Every day at ASSAF we are witness to the abusive consequences of a government policy that, over many years, has denied asylum seekers recognition, support and a health and social safety net. Naturally, the first to be affected by this policy are the most vulnerable: single mothers, women and families dealing with domestic abuse, families at risk, survivors of torture and human trafficking, people who engage in survival sex, people with physical disabilities, the chronically ill and the mentally handicapped.

As part of our psychosocial projects, we run a program that aims to help participants cope with the reality of life in Israel, reduce distress, and strengthen their resilience and coping skills. The assistance is tailored to the complex and unique situation of asylum seeker families and individuals, respecting their culture, rights and needs. The intervention is multi-systemic, and includes a range of activities: guidance, support, individual treatment, support groups, help accessing rights, and humanitarian assistance. We also work in the public arena – in the Knesset, with government officials and local authorities, the media and in the court system, to promote welfare and health rights.

An important aspect of our work with asylum seekers who contact us, is locating the strengths within the community, increasing awareness of their needs, strengths and rights. As part of our projects we emphasize empowerment, socio-political awareness, accompanying and training community activists and assisting community organizations.

“I only think about today. How will I survive today? How will I manage today? How will I get food today? If a person cannot think about tomorrow, they are not truly alive”

B., asylum seeker from Eritrea, single mother of 4 children

Asylum Seekers in Israel during Covid-19

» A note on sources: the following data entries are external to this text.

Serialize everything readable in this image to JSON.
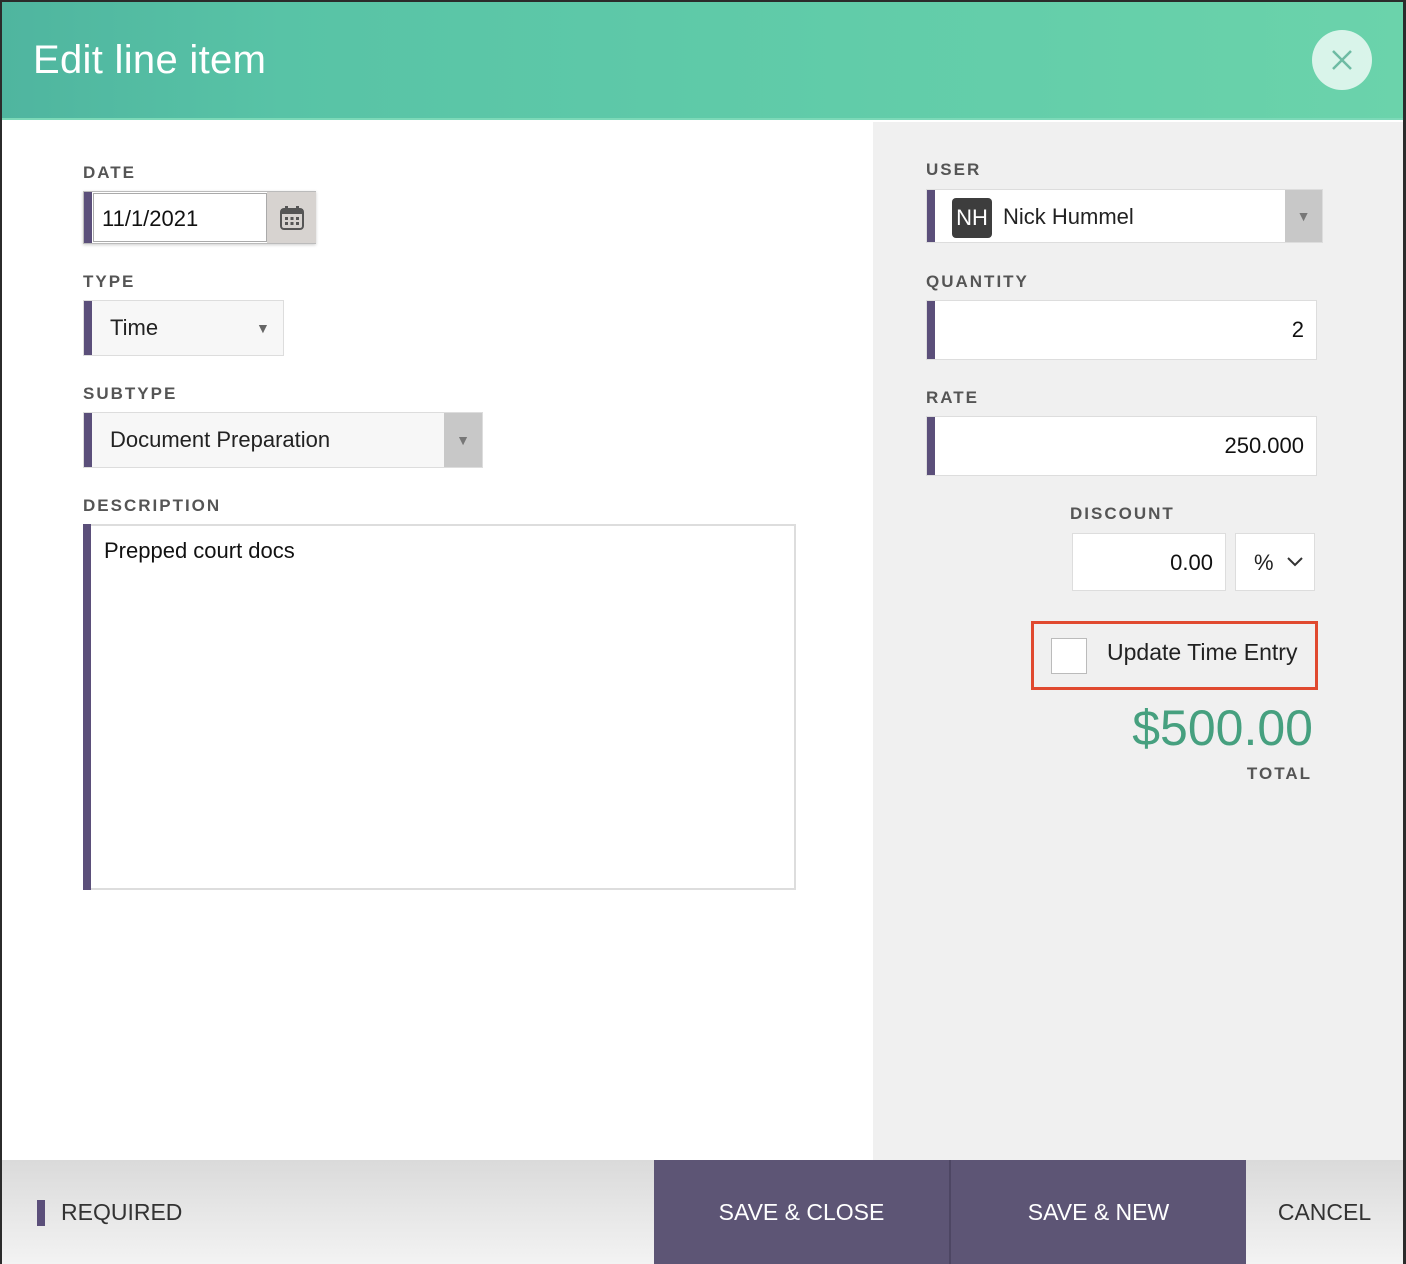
{
  "dialog": {
    "title": "Edit line item",
    "close_icon": "close-icon"
  },
  "left": {
    "date": {
      "label": "DATE",
      "value": "11/1/2021",
      "icon": "calendar-icon"
    },
    "type": {
      "label": "TYPE",
      "value": "Time"
    },
    "subtype": {
      "label": "SUBTYPE",
      "value": "Document Preparation"
    },
    "description": {
      "label": "DESCRIPTION",
      "value": "Prepped court docs"
    }
  },
  "right": {
    "user": {
      "label": "USER",
      "initials": "NH",
      "name": "Nick Hummel"
    },
    "quantity": {
      "label": "QUANTITY",
      "value": "2"
    },
    "rate": {
      "label": "RATE",
      "value": "250.000"
    },
    "discount": {
      "label": "DISCOUNT",
      "value": "0.00",
      "unit": "%"
    },
    "update_time_entry": {
      "label": "Update Time Entry",
      "checked": false
    },
    "total": {
      "amount": "$500.00",
      "label": "TOTAL"
    }
  },
  "footer": {
    "required_label": "REQUIRED",
    "save_close": "SAVE & CLOSE",
    "save_new": "SAVE & NEW",
    "cancel": "CANCEL"
  },
  "colors": {
    "header": "#5fc8a8",
    "accent_required": "#5b4f7a",
    "primary_button": "#5d5575",
    "total": "#46a07f",
    "highlight": "#e0492f"
  }
}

The COVID-19 crisis exposed the injustices and the damage that the long-standing government policies have caused and continue to cause to asylum seekers, and their effects on the general Israeli population. Following years with no status and social rights, the outbreak of the pandemic and the economic shutdown immediately worsened the state of the asylum seekers’ community to one on the verge of a humanitarian crisis.

Our report – Staring into the Abyss – Asylum Seekers in Israel During COVID-19 –  describes and summarizes the first year of COVID-19 in Israel (March 2020 until March 2021) as experienced by asylum seekers in the country; the report examines the economic, physical and mental impacts of the pandemic and the following economic crisis on asylum seekers, and the ongoing ramifications of the crisis on their lives today.

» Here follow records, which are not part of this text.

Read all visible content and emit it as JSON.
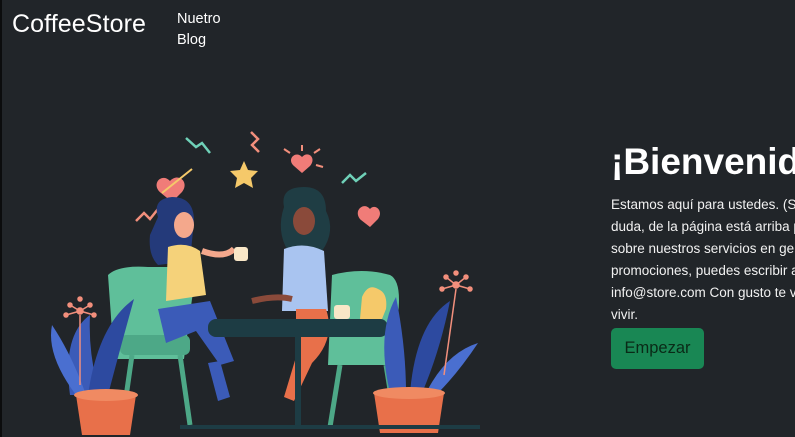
{
  "navbar": {
    "brand": "CoffeeStore",
    "links": [
      {
        "label": "Nuetro Blog"
      }
    ]
  },
  "hero": {
    "title": "¡Bienvenidos!",
    "description": "Estamos aquí para ustedes. (Si tienes alguna duda, de la página está arriba por la derecha, sobre nuestros servicios en general, horarios o promociones, puedes escribir aquí: info@store.com Con gusto te vamos a ayudar a vivir.",
    "cta_label": "Empezar",
    "illustration": "two-women-having-coffee-illustration"
  },
  "colors": {
    "background": "#212529",
    "button": "#198754",
    "button_text": "#0a2a17"
  }
}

Staring into the Abyss

People with disabilities

Most asylum seekers in Israel lack access to welfare and health services. This situation particularly effects people with physical or mental disabilities.

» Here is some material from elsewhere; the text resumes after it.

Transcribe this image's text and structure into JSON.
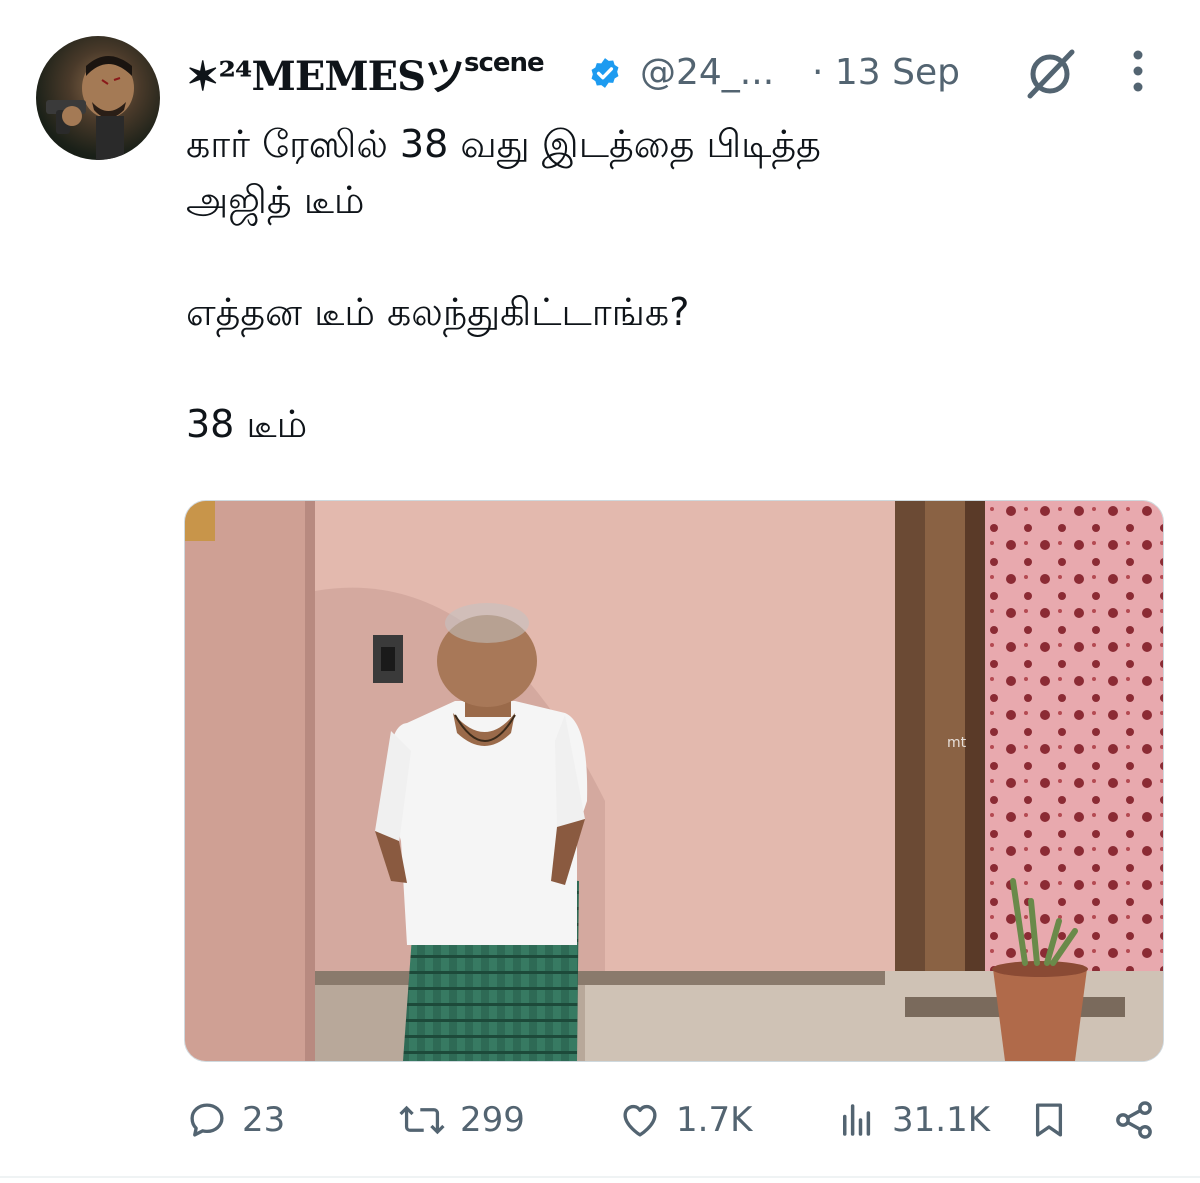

Alongside public advocacy to promote welfare and health services for asylum seekers with disabilities, we assist them directly. This assistance is provided individually or in the framework of support groups for people with disabilities – for empowerment, psychological resilience and acquisition of tools to cope with their complex situation.

Survivors of Torture and Human Trafficking

It is estimated that about 4,000 survivors of the Sinai torture camps live in Israel today. These men and women are not eligible for health and welfare services, and are in danger of a deterioration in their difficult physical and mental conditions. These survivors are often in complex social situations, suffering from severe trauma and in need of medical care, as well as physical and mental support frameworks to help them rebuild their lives.

Alongside public activities advocating welfare and health services for asylum seekers who survived torture, we provide direct assistance to these vulnerable people. Survivors of torture and human trafficking who contact us receive access to the diverse services and responses that we offer to asylum seekers in Israel, including humanitarian assistance, assistance in exercising rights, as well as individual and group support.

Vulnerable Refugees Project

There are asylum seekers who do not belong to one of the above two projects – people with disabilities and survivors of torture. This includes women and families affected by domestic violence, single mothers, elderly asylum seekers, asylum seekers engaged in prostitution and asylum seekers from the LGBTQ community. For these people we run this project.

As part of this project, in addition to our public activities advocating welfare and health services for people in this project, we assist them directly. The assistance is provided individually or in support groups for people with disabilities – for empowerment, strengthening psychological resilience and acquiring tools to deal with their complex situation.

Further Reading

The impact of trauma, flight and protracted displacement on the mental health of Eritrean refugees living in Israel 2022

An exploratory study of coping strategies